Hendel’s sons took over his Pittsburgh produce businesses, while his younger brother and business partner, Harry, focused on managing the Roosevelt and the other local theaters he and Louis owned. Harry next bought the Pythian Temple — designed by Pittsburgh’s first Black architect, Louis Bellinger — on Centre Avenue in the Hill and turned it into the New Granada Theater. Its upstairs ballroom was relaunched as the New Savoy, booking top Big Band-era acts including Ella Fitzgerald and Cab Calloway.
Harry made enemies just as Louis had. Government censors shut down the Roosevelt’s premiere of a film, “The Exile,” which controversially showed an interracial kissing scene, according to a June 6, 1931 Courier story. Some rivals tried to ruin his reputation by distributing fraudulent handbills falsely claiming the Roosevelt had decided to reverse its policy and restrict Black guests to the balcony.
But Harry, born and raised in a Buffalo ghetto, was not to be deterred. In 1939, he refurbished and opened offices on the upper three floors of the New Granada Theater to a neighborhood program for underprivileged youths. By 1942, the Hill City program was serving 2,600 young people, and Hendel was its public champion for the two decades it existed, encouraging friends and acquaintances to see it for themselves and bring their checkbooks.
The Courier lionized Harry Hendel as it had his older brother. “Harry Hendel likes Negroes, not because they are Negroes, but because he can realize their worth and their intelligence,” one 1934 profile concluded.
The Hendel brothers are buried in Beth Shalom Cemetery in Shaler. Many of their old theaters, including the Roosevelt, are gone, as is their former synagogue on Roberts Street. But the New Granada is today the centerpiece of a major development project in the Hill District. And now the Skinny Building’s future is secure.
Eric Lidji, director of the Rauh Jewish Program and Archives at the Heinz History Center, says the lives of Louis and Harry Hendel are worthy of further research and study.
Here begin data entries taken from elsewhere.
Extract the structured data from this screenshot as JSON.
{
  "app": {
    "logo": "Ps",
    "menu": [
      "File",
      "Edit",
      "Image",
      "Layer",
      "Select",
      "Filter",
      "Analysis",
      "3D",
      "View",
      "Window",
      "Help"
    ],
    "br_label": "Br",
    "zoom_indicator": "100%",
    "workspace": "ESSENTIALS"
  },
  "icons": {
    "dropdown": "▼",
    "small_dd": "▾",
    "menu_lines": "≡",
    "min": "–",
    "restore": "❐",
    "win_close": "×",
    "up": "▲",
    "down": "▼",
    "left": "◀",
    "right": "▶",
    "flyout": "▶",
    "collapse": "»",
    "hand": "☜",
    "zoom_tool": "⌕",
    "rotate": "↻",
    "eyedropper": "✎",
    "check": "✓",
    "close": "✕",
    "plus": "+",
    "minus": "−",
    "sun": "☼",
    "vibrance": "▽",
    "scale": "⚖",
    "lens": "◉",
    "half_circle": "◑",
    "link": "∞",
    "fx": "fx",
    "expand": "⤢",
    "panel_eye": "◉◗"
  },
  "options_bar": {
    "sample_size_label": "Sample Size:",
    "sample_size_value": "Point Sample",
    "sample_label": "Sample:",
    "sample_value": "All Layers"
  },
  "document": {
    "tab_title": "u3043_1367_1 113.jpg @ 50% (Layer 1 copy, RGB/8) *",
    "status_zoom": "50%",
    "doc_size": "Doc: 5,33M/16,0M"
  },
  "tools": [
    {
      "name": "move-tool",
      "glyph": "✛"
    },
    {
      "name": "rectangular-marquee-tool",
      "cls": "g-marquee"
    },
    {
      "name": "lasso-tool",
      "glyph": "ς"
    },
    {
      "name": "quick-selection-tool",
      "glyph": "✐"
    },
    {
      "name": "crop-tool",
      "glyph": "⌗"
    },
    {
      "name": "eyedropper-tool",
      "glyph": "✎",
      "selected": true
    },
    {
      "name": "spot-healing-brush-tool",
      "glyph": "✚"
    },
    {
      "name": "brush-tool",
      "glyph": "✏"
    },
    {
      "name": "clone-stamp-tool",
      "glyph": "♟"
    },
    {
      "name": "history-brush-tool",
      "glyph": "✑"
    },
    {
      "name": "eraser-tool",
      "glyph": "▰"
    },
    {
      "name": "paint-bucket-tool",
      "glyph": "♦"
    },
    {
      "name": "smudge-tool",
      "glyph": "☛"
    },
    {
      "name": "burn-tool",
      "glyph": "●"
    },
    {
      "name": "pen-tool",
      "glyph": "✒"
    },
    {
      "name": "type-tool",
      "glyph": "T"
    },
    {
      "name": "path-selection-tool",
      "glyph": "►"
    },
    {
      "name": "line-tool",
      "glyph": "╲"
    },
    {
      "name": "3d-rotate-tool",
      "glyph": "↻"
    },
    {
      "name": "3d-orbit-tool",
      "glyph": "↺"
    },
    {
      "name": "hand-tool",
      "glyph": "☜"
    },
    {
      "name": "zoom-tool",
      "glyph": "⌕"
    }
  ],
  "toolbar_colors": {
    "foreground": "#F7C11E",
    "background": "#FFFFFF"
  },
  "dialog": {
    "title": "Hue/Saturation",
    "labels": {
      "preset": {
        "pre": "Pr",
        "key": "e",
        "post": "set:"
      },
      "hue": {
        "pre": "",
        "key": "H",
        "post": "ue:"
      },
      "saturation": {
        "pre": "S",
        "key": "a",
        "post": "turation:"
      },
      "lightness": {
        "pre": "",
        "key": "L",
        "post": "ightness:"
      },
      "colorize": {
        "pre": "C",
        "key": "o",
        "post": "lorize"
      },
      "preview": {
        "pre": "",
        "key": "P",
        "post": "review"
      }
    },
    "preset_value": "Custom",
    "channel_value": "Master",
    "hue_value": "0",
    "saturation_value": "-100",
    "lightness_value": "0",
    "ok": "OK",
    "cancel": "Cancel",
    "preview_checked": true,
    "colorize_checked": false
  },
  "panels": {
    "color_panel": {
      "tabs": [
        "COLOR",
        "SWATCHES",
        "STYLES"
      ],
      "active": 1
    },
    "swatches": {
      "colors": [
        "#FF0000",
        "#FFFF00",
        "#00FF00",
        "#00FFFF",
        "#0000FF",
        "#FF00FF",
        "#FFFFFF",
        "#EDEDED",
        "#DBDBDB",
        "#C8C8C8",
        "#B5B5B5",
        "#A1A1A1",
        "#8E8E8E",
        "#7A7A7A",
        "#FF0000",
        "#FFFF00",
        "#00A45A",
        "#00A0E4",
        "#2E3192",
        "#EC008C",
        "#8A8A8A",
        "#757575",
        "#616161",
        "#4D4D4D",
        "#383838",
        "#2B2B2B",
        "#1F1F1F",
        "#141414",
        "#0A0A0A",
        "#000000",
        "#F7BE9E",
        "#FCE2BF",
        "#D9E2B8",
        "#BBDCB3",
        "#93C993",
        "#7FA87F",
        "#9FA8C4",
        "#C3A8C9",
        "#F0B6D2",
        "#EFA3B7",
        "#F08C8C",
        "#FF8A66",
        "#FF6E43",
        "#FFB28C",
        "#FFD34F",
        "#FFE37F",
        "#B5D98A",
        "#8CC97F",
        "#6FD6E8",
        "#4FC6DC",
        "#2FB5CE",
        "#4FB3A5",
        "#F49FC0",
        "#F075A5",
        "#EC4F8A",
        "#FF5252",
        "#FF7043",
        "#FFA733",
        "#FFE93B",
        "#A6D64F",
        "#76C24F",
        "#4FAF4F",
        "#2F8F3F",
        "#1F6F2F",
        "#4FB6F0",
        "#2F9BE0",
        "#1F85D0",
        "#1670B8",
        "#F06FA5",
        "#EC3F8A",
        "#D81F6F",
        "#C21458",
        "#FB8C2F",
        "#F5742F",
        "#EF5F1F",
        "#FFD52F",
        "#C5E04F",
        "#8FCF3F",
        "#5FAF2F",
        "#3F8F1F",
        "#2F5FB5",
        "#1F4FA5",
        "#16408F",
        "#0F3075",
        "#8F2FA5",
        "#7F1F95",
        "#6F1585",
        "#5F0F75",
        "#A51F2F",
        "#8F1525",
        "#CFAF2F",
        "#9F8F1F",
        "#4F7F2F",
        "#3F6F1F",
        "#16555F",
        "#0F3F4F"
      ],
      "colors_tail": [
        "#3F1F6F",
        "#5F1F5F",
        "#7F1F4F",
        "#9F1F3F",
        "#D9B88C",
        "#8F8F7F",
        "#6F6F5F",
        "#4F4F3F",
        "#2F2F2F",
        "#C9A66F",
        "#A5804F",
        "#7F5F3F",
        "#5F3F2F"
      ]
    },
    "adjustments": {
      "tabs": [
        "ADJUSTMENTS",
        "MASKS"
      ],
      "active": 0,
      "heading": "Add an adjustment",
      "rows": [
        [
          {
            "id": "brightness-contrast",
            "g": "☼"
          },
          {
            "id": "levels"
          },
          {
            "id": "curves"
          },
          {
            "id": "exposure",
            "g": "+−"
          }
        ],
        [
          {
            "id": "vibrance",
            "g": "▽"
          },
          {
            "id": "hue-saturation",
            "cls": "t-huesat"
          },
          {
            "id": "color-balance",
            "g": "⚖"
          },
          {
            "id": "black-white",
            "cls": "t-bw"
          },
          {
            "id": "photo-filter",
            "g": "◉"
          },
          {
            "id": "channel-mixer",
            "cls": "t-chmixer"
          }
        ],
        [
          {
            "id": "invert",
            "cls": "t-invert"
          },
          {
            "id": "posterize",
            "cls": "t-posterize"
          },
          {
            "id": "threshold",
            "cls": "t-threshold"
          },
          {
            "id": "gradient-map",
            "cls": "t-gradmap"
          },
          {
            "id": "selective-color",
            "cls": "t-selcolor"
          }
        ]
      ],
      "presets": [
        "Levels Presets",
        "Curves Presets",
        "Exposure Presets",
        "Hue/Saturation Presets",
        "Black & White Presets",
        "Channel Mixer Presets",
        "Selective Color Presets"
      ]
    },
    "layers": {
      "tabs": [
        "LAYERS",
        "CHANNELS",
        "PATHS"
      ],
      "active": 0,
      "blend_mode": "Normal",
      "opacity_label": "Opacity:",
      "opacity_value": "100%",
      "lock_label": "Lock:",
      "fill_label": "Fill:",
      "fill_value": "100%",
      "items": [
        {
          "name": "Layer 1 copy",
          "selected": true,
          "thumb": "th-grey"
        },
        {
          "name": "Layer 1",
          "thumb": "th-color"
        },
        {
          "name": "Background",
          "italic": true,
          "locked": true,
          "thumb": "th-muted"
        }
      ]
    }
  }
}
Their experiences hold insights about how immigrant entrepreneurs forged a place for themselves in a new society and how they and other minorities saw each other, he says. Lidji hopes the Skinny Building’s story will be further explored and shared.
“People who fall in love with Pittsburgh fall in love with it because around every corner there seems to be an oddity that is almost incomprehensible, like the Skinny Building,” Lidji says. “The fact that it’s there Downtown and you can walk past it a million times before you know its significance, that’s the spirit of Pittsburgh to me.”
Mark Houser is the author of “MultiStories: 55 Antique Skyscrapers & the Business Tycoons Who Built Them.”